> [Input data]:
--------------------

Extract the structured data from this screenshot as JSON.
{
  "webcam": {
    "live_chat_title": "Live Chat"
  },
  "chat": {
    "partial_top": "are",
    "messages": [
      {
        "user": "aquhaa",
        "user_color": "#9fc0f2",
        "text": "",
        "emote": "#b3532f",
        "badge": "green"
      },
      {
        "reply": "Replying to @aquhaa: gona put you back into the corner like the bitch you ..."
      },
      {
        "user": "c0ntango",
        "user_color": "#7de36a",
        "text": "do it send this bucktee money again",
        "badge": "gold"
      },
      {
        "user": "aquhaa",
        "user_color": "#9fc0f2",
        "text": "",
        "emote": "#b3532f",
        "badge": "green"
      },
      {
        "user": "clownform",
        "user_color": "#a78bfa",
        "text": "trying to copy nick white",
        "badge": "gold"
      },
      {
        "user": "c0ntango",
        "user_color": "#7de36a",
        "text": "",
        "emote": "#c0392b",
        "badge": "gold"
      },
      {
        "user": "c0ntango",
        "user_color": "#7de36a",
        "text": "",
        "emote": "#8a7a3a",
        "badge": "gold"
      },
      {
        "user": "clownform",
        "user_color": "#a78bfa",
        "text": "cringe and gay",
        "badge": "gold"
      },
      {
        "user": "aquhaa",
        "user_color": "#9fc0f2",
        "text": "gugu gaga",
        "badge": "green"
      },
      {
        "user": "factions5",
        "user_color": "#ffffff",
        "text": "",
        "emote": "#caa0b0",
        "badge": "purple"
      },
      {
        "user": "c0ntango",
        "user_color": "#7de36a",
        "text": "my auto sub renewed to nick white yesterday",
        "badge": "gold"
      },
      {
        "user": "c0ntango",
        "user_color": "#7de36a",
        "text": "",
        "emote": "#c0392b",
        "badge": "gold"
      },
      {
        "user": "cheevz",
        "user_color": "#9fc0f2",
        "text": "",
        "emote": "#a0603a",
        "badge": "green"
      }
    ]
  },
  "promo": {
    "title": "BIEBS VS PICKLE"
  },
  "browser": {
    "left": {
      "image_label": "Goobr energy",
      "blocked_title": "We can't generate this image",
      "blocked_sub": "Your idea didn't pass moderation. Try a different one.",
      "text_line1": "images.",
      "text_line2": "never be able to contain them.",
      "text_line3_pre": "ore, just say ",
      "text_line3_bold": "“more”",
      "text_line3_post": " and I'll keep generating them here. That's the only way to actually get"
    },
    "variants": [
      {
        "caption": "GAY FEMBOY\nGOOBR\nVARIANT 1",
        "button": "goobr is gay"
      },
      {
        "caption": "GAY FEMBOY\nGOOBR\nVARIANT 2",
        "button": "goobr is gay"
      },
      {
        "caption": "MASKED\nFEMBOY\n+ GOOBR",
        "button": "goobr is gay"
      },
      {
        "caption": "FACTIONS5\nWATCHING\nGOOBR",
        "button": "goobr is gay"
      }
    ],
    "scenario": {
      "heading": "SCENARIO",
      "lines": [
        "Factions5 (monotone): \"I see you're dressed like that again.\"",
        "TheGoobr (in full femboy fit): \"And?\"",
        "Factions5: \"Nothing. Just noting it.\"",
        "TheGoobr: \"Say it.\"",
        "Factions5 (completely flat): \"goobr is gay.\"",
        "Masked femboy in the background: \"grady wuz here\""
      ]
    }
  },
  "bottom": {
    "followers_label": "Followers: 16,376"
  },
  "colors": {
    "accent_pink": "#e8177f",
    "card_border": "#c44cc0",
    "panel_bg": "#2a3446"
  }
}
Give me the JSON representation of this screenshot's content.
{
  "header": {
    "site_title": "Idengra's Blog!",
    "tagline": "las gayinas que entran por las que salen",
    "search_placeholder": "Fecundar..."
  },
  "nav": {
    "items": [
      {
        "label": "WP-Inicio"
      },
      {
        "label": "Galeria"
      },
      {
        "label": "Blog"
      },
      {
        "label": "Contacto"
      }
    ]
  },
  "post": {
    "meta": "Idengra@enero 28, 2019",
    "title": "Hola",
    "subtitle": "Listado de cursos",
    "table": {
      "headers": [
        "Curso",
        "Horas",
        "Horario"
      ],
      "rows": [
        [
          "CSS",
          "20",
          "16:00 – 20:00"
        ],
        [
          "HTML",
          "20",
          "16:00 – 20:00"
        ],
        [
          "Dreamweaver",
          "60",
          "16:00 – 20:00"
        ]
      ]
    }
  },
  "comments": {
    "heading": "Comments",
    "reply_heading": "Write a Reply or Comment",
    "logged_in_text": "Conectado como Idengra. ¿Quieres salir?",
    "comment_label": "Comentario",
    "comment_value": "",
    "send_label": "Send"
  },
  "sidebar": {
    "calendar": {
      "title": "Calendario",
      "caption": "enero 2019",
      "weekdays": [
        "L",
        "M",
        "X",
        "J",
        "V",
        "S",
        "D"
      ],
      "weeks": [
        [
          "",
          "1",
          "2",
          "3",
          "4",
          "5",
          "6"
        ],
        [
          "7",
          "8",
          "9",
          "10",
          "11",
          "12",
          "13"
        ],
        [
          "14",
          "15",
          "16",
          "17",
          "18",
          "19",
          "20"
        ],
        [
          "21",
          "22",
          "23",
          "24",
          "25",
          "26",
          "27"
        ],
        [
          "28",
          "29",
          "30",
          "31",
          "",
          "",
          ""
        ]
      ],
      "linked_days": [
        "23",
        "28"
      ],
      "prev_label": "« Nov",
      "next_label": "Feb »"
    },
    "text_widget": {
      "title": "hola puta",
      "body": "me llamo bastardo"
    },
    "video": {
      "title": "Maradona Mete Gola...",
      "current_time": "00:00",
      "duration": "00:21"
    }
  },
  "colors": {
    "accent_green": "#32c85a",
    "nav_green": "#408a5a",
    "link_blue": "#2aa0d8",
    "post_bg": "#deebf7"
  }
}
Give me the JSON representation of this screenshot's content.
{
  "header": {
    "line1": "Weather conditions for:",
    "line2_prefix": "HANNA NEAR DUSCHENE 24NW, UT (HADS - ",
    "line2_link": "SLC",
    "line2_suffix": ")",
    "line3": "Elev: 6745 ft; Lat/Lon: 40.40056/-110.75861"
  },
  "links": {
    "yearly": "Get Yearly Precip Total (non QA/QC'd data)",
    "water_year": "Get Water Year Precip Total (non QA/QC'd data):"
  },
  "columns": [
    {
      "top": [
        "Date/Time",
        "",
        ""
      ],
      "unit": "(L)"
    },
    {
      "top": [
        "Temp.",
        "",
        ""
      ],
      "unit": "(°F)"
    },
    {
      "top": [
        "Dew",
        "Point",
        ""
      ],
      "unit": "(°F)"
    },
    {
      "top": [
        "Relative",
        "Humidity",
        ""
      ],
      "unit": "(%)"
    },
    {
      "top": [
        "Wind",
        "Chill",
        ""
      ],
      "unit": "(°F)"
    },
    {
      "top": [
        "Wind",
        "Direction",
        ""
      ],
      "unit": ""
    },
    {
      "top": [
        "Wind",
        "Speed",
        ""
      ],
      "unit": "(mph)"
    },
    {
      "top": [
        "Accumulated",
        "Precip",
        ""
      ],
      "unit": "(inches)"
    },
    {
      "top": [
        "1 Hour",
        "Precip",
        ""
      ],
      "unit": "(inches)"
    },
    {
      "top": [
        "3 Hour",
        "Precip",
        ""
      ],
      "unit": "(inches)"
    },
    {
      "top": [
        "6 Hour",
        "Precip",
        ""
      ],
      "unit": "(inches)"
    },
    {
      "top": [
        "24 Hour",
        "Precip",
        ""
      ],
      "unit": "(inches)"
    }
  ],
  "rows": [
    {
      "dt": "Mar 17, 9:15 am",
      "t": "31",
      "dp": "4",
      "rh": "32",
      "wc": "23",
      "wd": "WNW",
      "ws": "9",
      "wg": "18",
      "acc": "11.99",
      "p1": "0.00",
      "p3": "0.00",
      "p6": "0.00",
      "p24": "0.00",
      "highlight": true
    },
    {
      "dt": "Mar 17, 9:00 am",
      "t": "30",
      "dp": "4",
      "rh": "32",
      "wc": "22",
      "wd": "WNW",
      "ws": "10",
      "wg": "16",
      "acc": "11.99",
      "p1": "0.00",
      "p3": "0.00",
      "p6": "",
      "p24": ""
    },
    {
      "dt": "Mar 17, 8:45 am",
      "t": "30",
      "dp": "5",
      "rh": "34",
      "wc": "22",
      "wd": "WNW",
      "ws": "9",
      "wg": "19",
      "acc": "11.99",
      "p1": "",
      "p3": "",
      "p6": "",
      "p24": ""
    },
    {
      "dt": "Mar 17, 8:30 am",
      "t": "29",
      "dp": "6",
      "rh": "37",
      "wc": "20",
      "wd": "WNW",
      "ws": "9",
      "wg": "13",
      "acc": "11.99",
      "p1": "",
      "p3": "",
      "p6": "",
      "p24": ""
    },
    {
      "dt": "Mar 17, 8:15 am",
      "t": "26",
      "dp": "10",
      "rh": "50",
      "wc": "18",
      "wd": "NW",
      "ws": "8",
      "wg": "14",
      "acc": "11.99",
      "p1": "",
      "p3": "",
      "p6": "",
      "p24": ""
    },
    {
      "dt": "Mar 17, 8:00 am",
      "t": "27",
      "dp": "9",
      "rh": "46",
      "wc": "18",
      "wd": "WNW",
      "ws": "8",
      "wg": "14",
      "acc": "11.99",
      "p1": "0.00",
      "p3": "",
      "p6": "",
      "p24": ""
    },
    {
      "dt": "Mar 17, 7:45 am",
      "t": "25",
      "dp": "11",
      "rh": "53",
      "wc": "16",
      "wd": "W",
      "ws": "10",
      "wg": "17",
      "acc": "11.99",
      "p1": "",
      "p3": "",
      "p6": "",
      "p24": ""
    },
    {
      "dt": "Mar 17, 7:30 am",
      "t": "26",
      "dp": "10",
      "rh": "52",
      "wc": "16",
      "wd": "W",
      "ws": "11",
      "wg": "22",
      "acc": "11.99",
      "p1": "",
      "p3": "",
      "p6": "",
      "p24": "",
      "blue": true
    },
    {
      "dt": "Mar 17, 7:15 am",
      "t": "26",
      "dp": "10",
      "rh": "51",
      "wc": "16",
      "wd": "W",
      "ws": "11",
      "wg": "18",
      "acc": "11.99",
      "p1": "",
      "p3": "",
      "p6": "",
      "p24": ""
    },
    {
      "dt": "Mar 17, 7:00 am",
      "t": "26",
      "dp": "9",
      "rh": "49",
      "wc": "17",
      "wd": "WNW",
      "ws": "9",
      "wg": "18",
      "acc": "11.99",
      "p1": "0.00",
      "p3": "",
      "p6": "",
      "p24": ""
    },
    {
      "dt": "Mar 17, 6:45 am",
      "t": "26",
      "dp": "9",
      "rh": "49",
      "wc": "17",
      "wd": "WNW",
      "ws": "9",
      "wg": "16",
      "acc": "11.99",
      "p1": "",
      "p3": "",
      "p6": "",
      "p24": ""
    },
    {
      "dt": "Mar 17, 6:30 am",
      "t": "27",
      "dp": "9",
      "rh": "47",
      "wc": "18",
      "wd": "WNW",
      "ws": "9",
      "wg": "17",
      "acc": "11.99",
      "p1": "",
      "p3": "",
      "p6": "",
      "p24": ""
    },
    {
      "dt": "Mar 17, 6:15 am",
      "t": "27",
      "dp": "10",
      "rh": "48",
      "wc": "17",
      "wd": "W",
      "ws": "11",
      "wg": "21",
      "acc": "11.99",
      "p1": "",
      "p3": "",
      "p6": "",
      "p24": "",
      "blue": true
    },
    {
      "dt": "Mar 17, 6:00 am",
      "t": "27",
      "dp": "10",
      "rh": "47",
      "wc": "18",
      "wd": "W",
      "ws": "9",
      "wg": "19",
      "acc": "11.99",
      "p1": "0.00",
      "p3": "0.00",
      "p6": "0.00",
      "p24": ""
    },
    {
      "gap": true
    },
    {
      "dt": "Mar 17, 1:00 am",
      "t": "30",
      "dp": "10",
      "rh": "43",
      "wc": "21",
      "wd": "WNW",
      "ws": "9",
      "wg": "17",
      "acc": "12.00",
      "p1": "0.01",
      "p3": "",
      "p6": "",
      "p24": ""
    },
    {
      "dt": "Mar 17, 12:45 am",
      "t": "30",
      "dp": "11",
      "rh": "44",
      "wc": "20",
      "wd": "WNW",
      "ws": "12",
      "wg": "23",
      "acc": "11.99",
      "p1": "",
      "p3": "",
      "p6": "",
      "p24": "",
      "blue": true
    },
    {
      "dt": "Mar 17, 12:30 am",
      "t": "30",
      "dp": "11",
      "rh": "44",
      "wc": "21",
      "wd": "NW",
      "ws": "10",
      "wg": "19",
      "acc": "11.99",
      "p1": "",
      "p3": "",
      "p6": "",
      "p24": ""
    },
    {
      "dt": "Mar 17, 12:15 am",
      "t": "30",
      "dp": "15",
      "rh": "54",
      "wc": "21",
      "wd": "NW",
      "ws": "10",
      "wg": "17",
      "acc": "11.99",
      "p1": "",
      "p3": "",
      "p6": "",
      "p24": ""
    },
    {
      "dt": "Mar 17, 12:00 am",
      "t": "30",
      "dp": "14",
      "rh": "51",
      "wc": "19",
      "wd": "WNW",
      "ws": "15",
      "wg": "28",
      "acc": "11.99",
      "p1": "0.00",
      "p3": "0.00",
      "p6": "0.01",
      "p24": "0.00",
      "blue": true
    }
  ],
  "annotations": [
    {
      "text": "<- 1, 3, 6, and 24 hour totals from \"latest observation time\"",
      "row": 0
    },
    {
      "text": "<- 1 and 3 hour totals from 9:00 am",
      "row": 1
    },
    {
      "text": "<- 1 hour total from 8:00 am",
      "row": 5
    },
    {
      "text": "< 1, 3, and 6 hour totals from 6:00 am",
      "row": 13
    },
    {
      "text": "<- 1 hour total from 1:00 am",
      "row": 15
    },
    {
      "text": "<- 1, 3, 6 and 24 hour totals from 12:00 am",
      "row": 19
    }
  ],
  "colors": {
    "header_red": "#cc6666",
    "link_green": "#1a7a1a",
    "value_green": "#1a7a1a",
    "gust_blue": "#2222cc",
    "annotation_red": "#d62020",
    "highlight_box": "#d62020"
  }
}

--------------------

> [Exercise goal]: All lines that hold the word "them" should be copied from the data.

> [Response to the exercise]:
      "text_line2": "never be able to contain them.",
      "text_line3_post": " and I'll keep generating them here. That's the only way to actually get"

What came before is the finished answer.